What weÃ¢Â€Â™ve known as Ã¢Â€ÂœnormalsÃ¢Â€Â for our climate during the past decade will very likely change soon.
Some in Florida who lived through Katrina now are preparing for climate change-related disasters they fear could be more damaging than a hurricane.
Wildfires are on the rise in the State of Washington, as they are in much of the American WestÃ¢Â€Â”and climate change looks at least partly responsible. This report explores the connections between rising temperatures, melting snows, multiplying beetles and the increase in wildfires as well as the toll fires are taking on forests and the people who live in and around them.
A massive new billboard was installed in midtown Manhattan on June 18. It's a first-ever carbon counter that gives an up-to-the minute reading of greenhouse gases into the atmosphereÃ¢Â€Â”like a debt clock for the climate.
Coal generates carbon dioxide when combusted, which is causing the world to warm. In Georgia, a state that gets over 60 percent of its electricity from coal, some coastal residents are connecting the dots between coal and changes in the local ecology and economy attributed to global warming. Recognizing the need to reduce carbon dioxide emissions, engineers are exploring "clean coal" technology. What is this technology? Will it work?
Congress helped bolster the corn ethanol business in Iowa by mandating the Renewable Fuel Standard in 2005. But scientists are concerned about the unexpected consequences of putting more of Iowa's land into corn production Ã¢Â€Â” consequences that may make corn ethanol a bigger source of climate-warming gases than regular gasoline.

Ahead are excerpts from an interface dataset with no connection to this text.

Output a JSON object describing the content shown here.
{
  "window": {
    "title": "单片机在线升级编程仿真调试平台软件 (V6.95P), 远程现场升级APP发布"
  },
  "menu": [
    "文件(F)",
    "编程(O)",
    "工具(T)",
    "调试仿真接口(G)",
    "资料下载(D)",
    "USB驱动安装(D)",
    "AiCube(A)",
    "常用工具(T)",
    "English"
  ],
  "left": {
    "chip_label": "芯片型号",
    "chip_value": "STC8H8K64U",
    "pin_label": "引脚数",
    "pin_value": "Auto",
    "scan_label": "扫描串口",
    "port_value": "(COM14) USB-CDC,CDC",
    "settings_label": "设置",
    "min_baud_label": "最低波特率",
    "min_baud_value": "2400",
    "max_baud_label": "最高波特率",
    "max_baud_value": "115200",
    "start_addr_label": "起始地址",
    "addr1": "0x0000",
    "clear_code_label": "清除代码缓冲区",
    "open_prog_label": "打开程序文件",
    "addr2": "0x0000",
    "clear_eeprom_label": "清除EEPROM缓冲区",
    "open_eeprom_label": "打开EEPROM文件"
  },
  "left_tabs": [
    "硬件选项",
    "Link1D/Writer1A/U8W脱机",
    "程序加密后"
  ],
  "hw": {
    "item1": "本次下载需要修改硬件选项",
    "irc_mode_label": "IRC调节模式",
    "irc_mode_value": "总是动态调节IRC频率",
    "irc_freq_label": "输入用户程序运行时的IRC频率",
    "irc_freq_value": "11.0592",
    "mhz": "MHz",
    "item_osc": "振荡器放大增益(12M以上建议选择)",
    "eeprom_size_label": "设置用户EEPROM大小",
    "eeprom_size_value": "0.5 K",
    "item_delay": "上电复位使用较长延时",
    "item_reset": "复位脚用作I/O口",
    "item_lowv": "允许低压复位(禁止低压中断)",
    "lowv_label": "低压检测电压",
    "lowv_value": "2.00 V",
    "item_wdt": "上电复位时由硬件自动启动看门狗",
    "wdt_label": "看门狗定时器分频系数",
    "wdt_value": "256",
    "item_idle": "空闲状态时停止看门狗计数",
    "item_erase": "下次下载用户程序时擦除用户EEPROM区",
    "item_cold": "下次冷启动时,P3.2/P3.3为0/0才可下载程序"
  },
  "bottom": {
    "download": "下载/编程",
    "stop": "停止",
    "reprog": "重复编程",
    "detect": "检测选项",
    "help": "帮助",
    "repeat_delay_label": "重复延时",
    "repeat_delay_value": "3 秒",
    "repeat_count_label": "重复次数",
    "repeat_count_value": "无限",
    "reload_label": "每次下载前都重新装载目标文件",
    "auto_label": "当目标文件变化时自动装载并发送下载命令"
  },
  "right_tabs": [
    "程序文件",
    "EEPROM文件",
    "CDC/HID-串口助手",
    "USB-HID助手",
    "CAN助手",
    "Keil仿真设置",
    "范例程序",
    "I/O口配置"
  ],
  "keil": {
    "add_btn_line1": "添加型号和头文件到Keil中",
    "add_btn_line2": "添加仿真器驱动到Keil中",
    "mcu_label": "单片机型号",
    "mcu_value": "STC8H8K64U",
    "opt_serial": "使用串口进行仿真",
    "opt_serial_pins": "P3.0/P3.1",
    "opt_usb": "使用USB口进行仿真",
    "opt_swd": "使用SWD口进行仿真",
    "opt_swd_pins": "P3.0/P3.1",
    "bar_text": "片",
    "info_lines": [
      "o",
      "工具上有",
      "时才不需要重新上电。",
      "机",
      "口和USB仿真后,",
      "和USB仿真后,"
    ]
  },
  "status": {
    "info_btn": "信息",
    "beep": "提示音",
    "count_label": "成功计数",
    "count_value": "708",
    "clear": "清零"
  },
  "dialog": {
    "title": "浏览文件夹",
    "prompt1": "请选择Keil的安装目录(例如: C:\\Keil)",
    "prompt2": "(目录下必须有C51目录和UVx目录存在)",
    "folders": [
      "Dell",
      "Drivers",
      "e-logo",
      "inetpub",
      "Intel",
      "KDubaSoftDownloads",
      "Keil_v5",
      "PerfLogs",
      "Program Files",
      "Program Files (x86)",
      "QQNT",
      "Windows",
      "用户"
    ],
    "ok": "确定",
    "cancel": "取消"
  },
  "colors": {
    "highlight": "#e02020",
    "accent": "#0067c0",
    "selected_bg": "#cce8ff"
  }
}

The flow of water in Montana's rivers is lifeblood for its economy, both through tourism and agriculture. Montana's recreational fishing and agricultural industries depend on cool waters flowing from melting snow high in the mountains throughout the summer. But across Montana, rising temperatures are causing a series of changes.